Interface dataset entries
____________________
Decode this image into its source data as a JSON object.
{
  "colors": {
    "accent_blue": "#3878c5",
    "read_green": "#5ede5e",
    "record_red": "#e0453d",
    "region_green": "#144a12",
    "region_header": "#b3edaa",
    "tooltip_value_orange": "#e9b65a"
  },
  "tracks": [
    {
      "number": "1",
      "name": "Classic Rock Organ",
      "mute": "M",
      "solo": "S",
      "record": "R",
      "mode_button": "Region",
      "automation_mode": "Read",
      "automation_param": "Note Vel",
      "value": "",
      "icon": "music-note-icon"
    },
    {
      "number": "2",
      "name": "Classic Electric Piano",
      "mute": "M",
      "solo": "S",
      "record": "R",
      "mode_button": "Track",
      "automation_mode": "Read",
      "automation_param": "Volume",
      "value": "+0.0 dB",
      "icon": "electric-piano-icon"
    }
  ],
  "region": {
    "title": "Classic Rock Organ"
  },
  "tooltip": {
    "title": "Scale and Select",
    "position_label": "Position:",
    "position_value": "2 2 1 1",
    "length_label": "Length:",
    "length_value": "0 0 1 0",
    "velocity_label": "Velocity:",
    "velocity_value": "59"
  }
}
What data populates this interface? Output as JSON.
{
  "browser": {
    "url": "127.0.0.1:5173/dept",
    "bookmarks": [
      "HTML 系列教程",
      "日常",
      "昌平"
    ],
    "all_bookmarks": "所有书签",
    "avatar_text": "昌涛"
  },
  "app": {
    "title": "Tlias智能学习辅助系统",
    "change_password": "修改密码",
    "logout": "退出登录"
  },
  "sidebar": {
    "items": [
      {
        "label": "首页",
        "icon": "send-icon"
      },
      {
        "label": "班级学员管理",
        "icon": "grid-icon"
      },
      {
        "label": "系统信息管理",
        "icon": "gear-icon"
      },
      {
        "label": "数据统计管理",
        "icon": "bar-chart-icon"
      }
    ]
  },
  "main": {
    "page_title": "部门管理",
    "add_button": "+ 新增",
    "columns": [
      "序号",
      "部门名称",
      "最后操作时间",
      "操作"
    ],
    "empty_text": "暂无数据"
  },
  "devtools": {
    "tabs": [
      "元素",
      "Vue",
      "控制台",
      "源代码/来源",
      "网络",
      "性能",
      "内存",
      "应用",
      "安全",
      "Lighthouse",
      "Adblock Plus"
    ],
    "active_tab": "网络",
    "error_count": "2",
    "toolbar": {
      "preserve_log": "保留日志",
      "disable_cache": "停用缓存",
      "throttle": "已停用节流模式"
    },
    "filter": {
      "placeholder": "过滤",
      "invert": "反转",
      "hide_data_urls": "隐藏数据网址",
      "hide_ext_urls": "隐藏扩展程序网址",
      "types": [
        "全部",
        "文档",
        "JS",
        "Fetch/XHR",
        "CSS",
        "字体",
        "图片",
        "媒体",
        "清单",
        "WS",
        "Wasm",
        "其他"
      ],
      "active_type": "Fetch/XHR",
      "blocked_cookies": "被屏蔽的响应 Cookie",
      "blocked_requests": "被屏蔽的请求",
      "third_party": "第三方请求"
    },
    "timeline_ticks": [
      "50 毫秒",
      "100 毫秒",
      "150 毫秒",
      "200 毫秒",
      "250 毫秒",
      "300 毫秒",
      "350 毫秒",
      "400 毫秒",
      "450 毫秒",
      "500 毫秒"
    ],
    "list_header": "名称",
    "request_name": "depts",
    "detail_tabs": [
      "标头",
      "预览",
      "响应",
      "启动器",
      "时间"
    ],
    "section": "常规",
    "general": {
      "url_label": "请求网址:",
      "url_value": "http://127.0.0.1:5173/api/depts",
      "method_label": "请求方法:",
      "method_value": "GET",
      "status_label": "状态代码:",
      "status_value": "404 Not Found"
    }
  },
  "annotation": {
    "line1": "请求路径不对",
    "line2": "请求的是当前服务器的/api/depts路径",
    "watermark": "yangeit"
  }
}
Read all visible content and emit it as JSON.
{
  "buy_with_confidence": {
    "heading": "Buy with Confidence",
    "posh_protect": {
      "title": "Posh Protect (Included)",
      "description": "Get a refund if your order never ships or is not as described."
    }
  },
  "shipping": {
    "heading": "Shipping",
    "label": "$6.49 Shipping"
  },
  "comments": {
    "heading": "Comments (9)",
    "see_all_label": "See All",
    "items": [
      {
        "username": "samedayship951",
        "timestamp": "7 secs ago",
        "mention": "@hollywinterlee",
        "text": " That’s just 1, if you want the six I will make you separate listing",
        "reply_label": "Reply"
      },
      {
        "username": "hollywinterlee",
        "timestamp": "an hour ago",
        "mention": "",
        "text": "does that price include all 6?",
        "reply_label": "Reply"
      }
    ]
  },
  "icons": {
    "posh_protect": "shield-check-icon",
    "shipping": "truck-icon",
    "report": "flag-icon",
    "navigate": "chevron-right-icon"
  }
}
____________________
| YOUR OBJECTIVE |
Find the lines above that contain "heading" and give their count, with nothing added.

| THE COMPLETED TASK |
3